I have a confession to make: my children did not attend a structured learning pre-school. Nor did most of their friends. If you believe the propaganda about the benefits of early childhood learning, they should currently be homeless, having dropped out of school.
(Funnily enough, when I was a pre-schooler, my mother sent me to a local privately operated show – it was before the time of free kindergartens in Victoria – run by two single women who probably had no qualifications at all. It was run out of the family home of one of them. I first went when I was three, for a few hours every day during the week. There I was taught how to read, write and count – something that is frowned upon these days. I do remember preferring the sandpit.)
Anyway, the government’s childcare policy is clearly showing some stresses and strains as a result of the combination of new regulations (qualifications for staff, new staff ratios and requirements for structured learning, whatever that might mean for three year and four year olds – painting with meaning? ) and subsidy arrangements for parents using formal childcare. (Informal childcare and nanny costs are completely excluded.)
The subsidy arrangements come in two parts: a non-means tested childcare rebate capped at $7500 per year per child and a means-tested (based on family income and number of children in formal childcare) childcare benefit.

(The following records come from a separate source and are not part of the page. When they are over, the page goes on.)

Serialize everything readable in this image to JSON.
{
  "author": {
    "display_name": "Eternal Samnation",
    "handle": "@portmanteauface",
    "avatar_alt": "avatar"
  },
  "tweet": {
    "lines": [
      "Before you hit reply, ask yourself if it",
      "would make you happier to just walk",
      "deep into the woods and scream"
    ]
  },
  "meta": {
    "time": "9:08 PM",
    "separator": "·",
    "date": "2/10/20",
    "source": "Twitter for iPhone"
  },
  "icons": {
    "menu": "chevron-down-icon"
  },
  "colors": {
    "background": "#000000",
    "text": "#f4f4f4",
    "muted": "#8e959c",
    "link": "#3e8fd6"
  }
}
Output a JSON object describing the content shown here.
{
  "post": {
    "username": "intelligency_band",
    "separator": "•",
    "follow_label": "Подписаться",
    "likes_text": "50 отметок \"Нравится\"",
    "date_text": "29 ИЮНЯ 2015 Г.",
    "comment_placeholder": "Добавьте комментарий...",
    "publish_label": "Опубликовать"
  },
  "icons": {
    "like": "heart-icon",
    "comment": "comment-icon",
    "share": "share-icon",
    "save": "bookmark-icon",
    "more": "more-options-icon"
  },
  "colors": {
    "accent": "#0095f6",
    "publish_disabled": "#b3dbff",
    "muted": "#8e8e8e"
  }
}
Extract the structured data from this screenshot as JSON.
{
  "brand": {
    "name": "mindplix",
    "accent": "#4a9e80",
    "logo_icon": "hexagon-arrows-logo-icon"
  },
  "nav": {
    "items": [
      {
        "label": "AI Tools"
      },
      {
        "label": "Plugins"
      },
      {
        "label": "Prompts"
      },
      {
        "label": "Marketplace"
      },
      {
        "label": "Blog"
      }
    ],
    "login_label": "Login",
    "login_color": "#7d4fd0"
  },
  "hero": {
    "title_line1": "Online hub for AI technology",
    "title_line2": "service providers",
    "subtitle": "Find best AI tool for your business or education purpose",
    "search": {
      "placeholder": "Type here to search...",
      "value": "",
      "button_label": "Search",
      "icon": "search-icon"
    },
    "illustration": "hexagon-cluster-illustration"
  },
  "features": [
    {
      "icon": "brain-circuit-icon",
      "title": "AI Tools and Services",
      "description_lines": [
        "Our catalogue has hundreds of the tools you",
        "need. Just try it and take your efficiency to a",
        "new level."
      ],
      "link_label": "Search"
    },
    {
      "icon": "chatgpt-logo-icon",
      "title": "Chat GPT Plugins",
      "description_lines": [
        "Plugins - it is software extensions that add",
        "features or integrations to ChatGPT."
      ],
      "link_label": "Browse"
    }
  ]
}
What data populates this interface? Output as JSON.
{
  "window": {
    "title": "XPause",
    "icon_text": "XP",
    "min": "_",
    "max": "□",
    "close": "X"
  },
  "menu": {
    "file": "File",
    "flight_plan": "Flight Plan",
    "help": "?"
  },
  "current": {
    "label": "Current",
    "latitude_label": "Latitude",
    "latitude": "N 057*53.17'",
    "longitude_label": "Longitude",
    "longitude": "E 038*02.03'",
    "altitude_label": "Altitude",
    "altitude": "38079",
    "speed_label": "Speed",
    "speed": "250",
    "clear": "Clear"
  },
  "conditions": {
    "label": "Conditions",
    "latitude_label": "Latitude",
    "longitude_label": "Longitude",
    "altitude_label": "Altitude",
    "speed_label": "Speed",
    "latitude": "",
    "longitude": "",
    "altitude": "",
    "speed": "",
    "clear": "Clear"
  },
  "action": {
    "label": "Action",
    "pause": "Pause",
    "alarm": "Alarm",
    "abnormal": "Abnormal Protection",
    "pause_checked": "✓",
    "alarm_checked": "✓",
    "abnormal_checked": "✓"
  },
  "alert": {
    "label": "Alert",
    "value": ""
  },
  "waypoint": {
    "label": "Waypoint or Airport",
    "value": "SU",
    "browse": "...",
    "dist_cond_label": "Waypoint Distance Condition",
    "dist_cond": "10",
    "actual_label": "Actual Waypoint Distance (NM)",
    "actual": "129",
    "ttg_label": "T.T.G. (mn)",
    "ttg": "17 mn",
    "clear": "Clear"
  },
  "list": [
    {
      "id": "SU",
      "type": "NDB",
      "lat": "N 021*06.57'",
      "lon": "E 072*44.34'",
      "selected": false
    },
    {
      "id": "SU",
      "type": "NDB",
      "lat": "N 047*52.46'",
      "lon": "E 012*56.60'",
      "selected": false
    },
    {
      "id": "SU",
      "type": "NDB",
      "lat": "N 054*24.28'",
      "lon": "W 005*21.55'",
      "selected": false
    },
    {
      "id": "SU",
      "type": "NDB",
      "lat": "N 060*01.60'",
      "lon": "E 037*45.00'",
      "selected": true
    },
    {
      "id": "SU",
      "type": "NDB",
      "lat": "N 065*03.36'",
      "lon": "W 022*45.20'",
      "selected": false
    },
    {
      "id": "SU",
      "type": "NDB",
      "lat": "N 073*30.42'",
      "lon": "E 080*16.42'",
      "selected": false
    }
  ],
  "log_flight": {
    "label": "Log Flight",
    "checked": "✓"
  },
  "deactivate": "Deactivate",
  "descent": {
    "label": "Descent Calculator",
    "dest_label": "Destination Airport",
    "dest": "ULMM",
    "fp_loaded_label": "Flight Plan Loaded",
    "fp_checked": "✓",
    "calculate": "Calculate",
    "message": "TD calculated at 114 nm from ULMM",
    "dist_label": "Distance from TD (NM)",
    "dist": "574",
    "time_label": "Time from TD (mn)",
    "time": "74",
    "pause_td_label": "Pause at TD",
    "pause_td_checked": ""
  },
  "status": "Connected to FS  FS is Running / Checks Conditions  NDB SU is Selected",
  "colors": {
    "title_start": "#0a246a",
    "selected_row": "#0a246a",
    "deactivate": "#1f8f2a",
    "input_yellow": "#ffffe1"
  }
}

As the costs of childcare have escalated, mainly in response to the cost of the new national regulations and higher childcare worker wages, the latter with the support of the federal government, increasingly the annual cap is binding and the supposed 50 per cent of out-of-pocket expenses being incurred by parents with children in childcare is being exceeded.
The government is in a bit of quandary as to its response, particularly as it does not want to commit more dollars at this stage. The relevant minister, Kate Ellis, seems to be fresh out of ideas apart from the appalling idea of the government ticking off (or rejecting? modifying?) fee rises proposed by childcare centres, as in the case of private health insurance rates (oh, and that has been a big success).
The feasibility of this proposal is quite dubious – in the case of private health insurance, there are not too many companies and they have been forced to synchronise their rate changes. But there are thousands of childcare centres and forcing synchronisation could send some of them broke.
There is a story in The Age about moving to a system of making childcare costs tax-deductibility – the study finds such a change would benefit higher income earners. Duh, I hear you say. I’m not sure why they bothered to do the study if that was all they could find.
A family that spends $500 a week on childcare and has an annual income of $75,000 currently receives $13,564, or 54 per cent, of their care costs in government payments.
However, according to the modelling, if the same family were able to deduct childcare costs from their taxable income the amount they would receive back would be 31 per cent of their out-of-pocket expenses, or a tax reduction of $7625.
A family earning $235,000 a year now receives $7500, or 30 per cent, of their out-of-pocket costs in government assistance.
Under a system that provided tax deductibility for care costs, that family would have 42 per cent of their care costs covered, or a tax saving of $10,515. Once a family’s income reaches about $150,000 they no longer receive the means-tested childcare benefit.
The modelling showed tax deductibility favoured people on incomes over $150,000 because they spent more on childcare so were able to claim more back.